Americans, Europeans, Iraqis, Libyans, Somalis, Nigerians, Yemenis, Cypriots, Turks and others. Everything was served in a buffet, and I mean everything: meats, fish, poultry, eggs, seafood, sausages, dairy products, salads, sauces, and fruits of different types and places or origin. The same applied to the three daily meals that we were offered during the days we spent there. The food tasted wonderful, and choosing anything meant giving up other delicacies, we wanted to try everything.
The Oslo Forum imposes a rule of confidentiality. In dealing with the conflicts they are involved in, the participants and guests, many of them located on opposite sides of the confrontation, are completely free to express their ideas and opinions. This makes it possible to get closer to the situations and realities that could facilitate a work of mediation, while getting to know the unilateral impositions of the great world powers, which are always condemnable. The general conclusions can be talked about later, but after making a pledge: none of those present can say who said what, it is prohibited. This is to ensure the utmost freedom for those who speak.
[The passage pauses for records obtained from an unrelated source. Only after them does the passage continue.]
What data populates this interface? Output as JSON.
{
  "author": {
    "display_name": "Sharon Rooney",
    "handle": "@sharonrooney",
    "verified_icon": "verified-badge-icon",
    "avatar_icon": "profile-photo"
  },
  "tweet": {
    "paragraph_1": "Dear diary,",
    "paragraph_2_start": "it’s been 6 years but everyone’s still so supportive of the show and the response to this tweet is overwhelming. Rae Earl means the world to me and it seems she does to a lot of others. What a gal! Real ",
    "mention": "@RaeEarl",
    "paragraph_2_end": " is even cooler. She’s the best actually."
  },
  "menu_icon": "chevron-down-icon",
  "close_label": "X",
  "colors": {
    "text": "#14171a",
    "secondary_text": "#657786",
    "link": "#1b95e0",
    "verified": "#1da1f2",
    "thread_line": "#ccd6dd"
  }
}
The sessions of the fifteenth Oslo Forum dealt with issues such as Southeastern Europe's stability threats, a renewed reconciliation agenda for Somalia, the multiple dimensions of the conflict in Nigeria, the challenges of reconciliation in Iraq, the peace process in the Philippines, the dilemmas of popular ratification of peace agreements, the interests in Syria, the resurrection of the dream in Southern Sudan, the situation in Cyprus, the situation in Yemen, and what most interested us, a plenary session on the Colombian case, bringing peace to the practice.
On Tuesday, June 13, the Opening Plenary took place between 9:45 and 11 in the morning with the participation of John Kerry, Kofi Annan and several prime ministers, chancellors and ambassadors. Each diplomatic representative had the right to bring a companion. It was a good surprise see that Timo was allowed to attend with four more companions. As is often the case in such events, it is very important to hold informal bilateral meetings. It must be said that the FARC delegation was able to make the most of it, thanks to the help of Norwegian Foreign Minister Borge Brende, who facilitated multiple meetings. These include meetings with Federica Mogherini, High Representative of the European Union for Foreign Affairs and Security Policy and Vice-President of the European Commission, Jeffrey Feltman, United Nations Under-Secretary-General for Political Relations, Johnatan Powell, Director Of the Inter Mediati Foundation, Theresa Withfield, official responsible of the Policy and Mediation Division of the Relations Department of the UN, Benito E. Tiamzon, representative on the Negotiating Panel of the National Democratic Front of the Philippines, as well as representatives of the Syrian government.
The recognition that all of them gave to the FARC's commitment to achieve peace in Colombia is worth mentioning, as well as for our consistency in order to sign a Final Agreement, and for our determined willingness to comply with the agreement. They also offered their collaboration to ensure the implementation of the Havana Agreements.
Norwegian Foreign Minister, Borge Brende, not only facilitated a press conference with Timo and the main Norwegian media, which was transmitted by the mainstream media of Norway, but he also met with us, together with several officials of the Ministry of Foreign Affairs, with the purpose of jointly examining the possibilities of action of his government as a guarantor of the peace process and the agreements.
END OF PART ONE
Read part 2 here